Keep your eyes open for the futuristic exhibits in our brand new WonderLAB, as well as other cool innovations at the show, from the entrepreneurs determined to shake things up in this year’s Disrupt Launchpad and Awards, too, and the forward-looking, thought-provoking sessions in our conference programme.  

Which main trends of the travel industry will be featured on next show?

Our educational programme always reflects what’s happening – and what is likely to happen – in the industry that will impact travel managers’ jobs. It covers everything from traveller safety and security, to new technology, distribution, data, personalisation, forecasting and Brexit.

Technology is an always coming out subject, how will this one be represented at this show’sedition?

Technology is always at the heart of our Disrupt Launchpad exhibitor offerings, and in the Disrupt Award final, which is at 1pm on Wednesday 20thFebruary. Visitors will find lots of technology-focused conference sessions at the show – if you visit you can filter by technology to find the right sessions, whether that’s about bots, traveller profiling or virtual payments.   

Why is the Business Travel Show a good opportunity for entrepreneurs’ businesses?

Innovation is one of the main reasons buyers attend the show. Everyone wants to know what’s new and how it’s going to improve the industry, their job and the traveller experience. They will find a whole bunch of entrepreneurs with businesses under three years old in the Disrupt Launchpad. One of last year’s exhibitors and the winner of the Disrupt Award – TroopTravel – has just been voted ‘one to watch’ by the UK trade magazine Buying Business Travel.

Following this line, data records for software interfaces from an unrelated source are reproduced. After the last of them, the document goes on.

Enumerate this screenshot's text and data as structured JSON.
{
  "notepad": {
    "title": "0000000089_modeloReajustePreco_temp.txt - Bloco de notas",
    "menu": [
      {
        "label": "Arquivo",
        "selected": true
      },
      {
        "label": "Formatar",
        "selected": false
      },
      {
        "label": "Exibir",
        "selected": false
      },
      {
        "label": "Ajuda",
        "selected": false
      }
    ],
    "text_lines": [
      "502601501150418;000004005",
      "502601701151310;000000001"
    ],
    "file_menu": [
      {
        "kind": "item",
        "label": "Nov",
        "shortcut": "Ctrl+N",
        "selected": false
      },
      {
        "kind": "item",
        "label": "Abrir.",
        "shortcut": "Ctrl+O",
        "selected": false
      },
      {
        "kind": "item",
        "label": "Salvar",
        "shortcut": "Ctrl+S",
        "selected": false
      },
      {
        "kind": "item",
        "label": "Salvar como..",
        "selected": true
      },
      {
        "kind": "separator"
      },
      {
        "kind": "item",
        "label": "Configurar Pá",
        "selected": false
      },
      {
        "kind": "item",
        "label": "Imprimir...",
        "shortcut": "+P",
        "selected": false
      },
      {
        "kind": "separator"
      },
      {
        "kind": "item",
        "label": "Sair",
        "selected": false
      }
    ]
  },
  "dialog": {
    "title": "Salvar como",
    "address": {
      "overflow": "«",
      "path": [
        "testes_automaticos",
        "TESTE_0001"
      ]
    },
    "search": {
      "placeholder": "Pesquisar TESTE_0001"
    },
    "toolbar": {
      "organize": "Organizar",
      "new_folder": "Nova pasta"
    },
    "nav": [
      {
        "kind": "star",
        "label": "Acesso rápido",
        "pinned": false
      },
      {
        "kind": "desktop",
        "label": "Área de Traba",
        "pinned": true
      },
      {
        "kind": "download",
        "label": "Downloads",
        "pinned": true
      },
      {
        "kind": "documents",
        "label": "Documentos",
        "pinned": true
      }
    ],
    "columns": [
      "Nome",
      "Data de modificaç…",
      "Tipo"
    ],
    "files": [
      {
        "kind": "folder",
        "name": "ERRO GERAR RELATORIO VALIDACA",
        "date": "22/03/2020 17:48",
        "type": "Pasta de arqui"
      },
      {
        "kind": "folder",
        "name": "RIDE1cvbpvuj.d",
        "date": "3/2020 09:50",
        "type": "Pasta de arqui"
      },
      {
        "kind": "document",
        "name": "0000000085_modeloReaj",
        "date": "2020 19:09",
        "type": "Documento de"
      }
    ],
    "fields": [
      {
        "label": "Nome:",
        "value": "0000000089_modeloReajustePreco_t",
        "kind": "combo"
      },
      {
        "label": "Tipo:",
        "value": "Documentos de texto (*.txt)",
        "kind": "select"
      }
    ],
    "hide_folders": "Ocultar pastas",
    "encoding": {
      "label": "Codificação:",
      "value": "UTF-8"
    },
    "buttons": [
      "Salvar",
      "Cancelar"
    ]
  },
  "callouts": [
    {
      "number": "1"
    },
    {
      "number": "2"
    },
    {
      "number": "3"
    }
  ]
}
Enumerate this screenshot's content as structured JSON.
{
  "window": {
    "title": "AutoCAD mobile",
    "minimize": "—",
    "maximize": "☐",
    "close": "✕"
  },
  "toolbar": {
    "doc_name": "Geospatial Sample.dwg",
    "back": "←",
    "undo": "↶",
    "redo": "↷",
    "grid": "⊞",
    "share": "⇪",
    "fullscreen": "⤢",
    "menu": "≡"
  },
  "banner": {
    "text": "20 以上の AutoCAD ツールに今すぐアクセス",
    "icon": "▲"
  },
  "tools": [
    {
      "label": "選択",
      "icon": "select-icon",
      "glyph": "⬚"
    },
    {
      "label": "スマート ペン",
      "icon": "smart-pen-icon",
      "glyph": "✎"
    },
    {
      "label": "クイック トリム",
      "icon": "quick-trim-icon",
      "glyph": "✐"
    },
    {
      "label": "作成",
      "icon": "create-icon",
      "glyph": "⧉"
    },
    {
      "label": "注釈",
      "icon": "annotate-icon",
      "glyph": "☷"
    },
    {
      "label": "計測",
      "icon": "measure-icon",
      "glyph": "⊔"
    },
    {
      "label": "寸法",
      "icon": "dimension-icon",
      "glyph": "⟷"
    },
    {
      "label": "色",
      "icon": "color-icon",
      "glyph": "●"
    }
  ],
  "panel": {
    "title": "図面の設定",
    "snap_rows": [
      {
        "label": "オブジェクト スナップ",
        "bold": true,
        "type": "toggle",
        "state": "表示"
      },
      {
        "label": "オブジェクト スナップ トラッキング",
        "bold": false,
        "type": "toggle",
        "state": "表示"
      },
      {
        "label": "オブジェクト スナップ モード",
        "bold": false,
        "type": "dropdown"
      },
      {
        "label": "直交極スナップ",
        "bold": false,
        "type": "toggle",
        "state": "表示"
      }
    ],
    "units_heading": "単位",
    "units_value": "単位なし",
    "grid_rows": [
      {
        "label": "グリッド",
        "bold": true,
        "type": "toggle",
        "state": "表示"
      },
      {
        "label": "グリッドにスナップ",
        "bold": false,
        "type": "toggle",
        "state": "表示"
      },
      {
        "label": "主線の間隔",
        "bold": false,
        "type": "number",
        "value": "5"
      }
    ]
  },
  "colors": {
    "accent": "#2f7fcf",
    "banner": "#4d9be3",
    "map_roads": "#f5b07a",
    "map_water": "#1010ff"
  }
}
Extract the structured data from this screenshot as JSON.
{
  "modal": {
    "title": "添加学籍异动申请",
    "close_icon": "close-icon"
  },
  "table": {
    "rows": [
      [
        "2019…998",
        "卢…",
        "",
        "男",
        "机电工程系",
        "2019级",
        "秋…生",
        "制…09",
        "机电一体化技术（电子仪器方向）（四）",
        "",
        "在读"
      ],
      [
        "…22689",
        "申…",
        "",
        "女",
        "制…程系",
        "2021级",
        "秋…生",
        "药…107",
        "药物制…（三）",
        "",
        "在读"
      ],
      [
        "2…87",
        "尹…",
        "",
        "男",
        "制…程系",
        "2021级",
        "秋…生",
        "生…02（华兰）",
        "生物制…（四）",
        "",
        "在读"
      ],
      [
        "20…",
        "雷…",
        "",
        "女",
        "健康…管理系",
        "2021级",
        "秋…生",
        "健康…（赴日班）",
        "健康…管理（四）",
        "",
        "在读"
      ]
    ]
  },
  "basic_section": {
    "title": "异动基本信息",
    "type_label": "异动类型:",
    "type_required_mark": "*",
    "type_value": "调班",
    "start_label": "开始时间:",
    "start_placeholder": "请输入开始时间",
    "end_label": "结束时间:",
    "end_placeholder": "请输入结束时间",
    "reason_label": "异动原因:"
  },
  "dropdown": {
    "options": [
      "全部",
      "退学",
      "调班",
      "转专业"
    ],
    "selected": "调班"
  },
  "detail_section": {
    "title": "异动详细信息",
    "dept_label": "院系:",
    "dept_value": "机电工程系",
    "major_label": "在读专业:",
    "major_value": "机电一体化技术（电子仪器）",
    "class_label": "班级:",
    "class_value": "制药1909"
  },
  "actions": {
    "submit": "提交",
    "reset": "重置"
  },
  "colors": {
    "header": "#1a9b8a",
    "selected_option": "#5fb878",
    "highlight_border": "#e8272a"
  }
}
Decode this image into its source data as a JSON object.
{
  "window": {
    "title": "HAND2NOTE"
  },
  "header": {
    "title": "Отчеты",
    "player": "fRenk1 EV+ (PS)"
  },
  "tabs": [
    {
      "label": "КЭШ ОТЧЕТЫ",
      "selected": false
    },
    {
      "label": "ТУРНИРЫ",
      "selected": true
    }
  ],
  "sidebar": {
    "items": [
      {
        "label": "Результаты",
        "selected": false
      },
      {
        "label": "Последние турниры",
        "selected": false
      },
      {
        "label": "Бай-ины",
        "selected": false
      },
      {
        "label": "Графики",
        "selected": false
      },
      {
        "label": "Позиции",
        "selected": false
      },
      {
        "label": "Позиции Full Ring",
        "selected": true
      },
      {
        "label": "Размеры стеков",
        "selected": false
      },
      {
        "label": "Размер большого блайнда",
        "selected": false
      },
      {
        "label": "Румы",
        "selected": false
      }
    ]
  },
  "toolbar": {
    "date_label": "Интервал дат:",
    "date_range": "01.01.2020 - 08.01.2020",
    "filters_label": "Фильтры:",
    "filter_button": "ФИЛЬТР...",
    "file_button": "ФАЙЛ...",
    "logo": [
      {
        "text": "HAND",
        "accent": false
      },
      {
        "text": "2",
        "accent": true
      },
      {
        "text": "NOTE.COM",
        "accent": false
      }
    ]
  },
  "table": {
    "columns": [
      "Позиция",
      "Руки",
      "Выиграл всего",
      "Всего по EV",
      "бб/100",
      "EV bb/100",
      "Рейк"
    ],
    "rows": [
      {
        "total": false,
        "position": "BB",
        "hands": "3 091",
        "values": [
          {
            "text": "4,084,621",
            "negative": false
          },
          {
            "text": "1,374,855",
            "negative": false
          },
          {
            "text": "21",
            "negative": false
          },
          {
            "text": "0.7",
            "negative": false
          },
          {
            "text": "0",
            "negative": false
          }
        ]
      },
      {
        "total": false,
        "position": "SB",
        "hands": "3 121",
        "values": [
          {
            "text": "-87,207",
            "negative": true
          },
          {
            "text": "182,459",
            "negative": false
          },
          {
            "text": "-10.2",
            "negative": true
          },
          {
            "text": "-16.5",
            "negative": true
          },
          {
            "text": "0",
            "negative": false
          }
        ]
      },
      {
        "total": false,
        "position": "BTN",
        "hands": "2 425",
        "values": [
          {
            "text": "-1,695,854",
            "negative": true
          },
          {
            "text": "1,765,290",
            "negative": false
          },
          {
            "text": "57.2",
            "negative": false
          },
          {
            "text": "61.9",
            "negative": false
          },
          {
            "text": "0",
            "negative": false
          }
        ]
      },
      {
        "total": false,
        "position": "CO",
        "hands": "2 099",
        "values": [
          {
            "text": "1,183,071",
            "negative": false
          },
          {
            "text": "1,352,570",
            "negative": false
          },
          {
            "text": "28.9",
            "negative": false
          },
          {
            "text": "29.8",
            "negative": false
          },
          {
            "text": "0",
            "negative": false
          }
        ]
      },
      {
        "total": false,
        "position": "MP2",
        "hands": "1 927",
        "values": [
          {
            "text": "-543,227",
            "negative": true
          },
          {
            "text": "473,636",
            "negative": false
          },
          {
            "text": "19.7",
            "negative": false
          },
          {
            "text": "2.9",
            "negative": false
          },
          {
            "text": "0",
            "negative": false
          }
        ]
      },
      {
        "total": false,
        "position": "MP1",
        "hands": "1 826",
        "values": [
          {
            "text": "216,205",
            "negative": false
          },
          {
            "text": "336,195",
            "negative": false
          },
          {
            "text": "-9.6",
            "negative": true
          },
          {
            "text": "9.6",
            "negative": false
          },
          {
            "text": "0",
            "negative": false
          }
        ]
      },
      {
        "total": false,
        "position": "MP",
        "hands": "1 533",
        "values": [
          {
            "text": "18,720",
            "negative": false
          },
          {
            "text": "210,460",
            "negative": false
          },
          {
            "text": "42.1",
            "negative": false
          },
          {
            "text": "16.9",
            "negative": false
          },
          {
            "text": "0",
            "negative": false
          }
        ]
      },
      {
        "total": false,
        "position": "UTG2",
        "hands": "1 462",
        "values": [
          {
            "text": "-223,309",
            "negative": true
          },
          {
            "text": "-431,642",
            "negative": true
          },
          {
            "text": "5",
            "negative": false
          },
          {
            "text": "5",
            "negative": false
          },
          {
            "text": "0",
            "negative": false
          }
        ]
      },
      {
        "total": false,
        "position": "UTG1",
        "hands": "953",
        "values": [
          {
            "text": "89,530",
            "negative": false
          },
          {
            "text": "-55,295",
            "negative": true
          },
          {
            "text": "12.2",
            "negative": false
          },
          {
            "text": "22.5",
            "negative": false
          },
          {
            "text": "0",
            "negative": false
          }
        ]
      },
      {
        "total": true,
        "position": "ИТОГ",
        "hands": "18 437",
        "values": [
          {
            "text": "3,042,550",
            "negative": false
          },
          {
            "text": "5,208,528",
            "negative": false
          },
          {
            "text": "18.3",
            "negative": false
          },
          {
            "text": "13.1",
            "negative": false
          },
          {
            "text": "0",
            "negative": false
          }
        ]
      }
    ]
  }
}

How do networking events allow experience sharing?

Networking is just as important as meeting suppliers and attending the conference. It’s an opportunity to benchmark, share advice and experiences, to be reassured that you’re doing things right, to meet new people and potential business partners. We have lots of networking opportunities at the show, from the Hosted Buyer dinner on Tuesday evening, to the after-show party on Wednesday evening and lots of informal networking events on the show floor, too. Our advice? Talk, talk, talk. If you have a travel spend of over €1.1 million, then you should apply for hosted buyer status, which includes free travel and accommodation as well as exclusive conference content and networking opportunities. You can apply at 

If a visitor has no more than one day to visit the show, what would you recommend not to miss?

If a buyer has one day, then my advice is plan. Know exactly why you want to attend – what do you want to get out of your one day? Check out the conference programme and block time out to make sure you can attend the sessions that will really help you. Check our exhibitor list – you can filter this, too, to find who’s right for you – and make appointments with as many suppliers as possible through the online diary. And then leave an hour for networking and to give you the chance to discover things by chance. Who knows, you may find you have to come back on day two!